Task prompt: Among the lines below, how many have the word "with"? The reply is that number alone.
╭─ Source records
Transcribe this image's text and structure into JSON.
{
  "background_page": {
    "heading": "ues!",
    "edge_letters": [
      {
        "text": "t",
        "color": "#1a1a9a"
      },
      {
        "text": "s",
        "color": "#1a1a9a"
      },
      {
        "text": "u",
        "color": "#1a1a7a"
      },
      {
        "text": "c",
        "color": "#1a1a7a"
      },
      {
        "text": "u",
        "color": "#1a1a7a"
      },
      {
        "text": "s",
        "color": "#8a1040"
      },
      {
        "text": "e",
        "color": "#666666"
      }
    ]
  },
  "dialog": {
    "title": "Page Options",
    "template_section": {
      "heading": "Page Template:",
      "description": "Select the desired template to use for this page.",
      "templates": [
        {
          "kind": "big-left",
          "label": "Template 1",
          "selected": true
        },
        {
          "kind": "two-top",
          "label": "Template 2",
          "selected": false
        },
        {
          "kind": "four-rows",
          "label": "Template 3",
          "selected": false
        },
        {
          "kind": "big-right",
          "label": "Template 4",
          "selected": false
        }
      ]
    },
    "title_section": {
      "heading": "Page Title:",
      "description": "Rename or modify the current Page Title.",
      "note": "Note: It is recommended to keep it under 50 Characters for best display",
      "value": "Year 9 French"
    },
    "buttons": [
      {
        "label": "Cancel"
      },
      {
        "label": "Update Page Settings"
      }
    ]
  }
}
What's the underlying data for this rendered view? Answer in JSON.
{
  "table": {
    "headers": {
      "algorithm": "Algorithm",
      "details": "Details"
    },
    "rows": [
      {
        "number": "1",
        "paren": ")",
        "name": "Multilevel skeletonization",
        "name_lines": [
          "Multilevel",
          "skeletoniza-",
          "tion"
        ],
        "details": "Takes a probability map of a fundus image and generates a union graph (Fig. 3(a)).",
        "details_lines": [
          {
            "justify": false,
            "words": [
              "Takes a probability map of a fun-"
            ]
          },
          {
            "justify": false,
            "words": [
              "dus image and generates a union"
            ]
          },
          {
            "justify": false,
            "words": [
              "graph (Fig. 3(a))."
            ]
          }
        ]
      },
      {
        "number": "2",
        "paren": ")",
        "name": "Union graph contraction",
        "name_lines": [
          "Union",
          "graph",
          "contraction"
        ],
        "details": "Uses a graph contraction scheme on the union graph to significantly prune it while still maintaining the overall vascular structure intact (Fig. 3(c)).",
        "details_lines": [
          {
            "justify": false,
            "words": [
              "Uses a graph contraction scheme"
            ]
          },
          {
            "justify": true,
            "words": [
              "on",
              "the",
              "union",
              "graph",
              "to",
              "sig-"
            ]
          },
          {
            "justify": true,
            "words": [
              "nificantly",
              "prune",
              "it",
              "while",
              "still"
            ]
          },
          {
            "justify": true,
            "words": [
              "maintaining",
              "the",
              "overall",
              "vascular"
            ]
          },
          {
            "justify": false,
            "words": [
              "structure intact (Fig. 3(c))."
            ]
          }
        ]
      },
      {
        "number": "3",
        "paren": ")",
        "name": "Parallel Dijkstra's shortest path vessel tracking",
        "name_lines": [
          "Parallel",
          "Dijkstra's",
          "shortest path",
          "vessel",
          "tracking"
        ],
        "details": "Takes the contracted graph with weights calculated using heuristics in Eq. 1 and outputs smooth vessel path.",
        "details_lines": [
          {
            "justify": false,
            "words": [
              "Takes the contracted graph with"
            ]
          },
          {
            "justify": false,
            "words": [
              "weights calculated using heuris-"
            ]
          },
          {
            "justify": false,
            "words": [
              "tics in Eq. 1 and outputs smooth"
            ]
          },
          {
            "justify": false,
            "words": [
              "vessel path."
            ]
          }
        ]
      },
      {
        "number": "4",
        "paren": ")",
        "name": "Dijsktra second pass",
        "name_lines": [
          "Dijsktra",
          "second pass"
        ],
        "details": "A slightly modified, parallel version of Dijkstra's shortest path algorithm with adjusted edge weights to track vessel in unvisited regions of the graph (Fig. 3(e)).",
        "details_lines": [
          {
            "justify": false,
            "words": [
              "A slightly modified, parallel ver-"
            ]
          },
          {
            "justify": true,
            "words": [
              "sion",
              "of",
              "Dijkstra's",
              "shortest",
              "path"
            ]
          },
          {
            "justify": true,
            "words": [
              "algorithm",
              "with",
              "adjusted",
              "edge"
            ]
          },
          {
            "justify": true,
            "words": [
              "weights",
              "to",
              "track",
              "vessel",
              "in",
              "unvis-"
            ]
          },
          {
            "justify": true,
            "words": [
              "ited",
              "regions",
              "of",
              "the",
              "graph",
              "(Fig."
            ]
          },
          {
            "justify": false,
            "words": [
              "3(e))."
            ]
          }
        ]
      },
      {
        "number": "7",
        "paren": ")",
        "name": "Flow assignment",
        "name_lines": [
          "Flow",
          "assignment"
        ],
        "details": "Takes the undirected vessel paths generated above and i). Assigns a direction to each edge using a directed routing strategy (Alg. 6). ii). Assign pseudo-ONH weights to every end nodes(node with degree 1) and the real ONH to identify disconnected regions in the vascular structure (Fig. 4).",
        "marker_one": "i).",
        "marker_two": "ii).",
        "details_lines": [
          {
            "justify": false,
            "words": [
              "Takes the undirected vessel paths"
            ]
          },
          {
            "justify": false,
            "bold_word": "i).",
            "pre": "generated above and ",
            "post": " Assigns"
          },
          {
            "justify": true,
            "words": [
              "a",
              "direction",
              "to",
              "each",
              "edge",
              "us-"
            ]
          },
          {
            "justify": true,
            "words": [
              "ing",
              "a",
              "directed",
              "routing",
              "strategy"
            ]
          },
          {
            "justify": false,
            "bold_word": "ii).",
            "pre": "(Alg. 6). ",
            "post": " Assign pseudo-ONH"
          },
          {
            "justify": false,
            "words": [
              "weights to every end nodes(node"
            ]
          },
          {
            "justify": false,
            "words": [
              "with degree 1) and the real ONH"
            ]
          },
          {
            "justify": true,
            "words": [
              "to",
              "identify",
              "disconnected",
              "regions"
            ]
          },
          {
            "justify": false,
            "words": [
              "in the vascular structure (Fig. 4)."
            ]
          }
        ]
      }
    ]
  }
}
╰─
Exercise answer: 6